● Exercise
Reproduce each of the following records without any deviation.

● Task inputs
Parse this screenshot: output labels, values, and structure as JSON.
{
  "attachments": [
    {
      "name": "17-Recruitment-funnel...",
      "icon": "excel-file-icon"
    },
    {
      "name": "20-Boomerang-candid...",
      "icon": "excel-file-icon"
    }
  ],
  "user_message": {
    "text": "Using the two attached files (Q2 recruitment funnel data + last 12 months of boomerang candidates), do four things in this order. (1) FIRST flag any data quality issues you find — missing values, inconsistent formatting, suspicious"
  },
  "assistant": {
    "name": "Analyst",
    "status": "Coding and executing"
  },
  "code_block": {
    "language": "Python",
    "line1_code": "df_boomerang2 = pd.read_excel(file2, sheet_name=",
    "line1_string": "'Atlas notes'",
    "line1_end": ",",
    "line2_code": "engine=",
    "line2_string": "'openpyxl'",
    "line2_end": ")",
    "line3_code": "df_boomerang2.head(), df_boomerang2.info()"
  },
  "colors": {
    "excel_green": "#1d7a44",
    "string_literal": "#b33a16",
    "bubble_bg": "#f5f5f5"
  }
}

● Response for this exercise
Parse this screenshot: output labels, values, and structure as JSON.
{
  "attachments": [
    {
      "name": "17-Recruitment-funnel...",
      "icon": "excel-file-icon"
    },
    {
      "name": "20-Boomerang-candid...",
      "icon": "excel-file-icon"
    }
  ],
  "user_message": {
    "text": "Using the two attached files (Q2 recruitment funnel data + last 12 months of boomerang candidates), do four things in this order. (1) FIRST flag any data quality issues you find — missing values, inconsistent formatting, suspicious"
  },
  "assistant": {
    "name": "Analyst",
    "status": "Coding and executing"
  },
  "code_block": {
    "language": "Python",
    "line1_code": "df_boomerang2 = pd.read_excel(file2, sheet_name=",
    "line1_string": "'Atlas notes'",
    "line1_end": ",",
    "line2_code": "engine=",
    "line2_string": "'openpyxl'",
    "line2_end": ")",
    "line3_code": "df_boomerang2.head(), df_boomerang2.info()"
  },
  "colors": {
    "excel_green": "#1d7a44",
    "string_literal": "#b33a16",
    "bubble_bg": "#f5f5f5"
  }
}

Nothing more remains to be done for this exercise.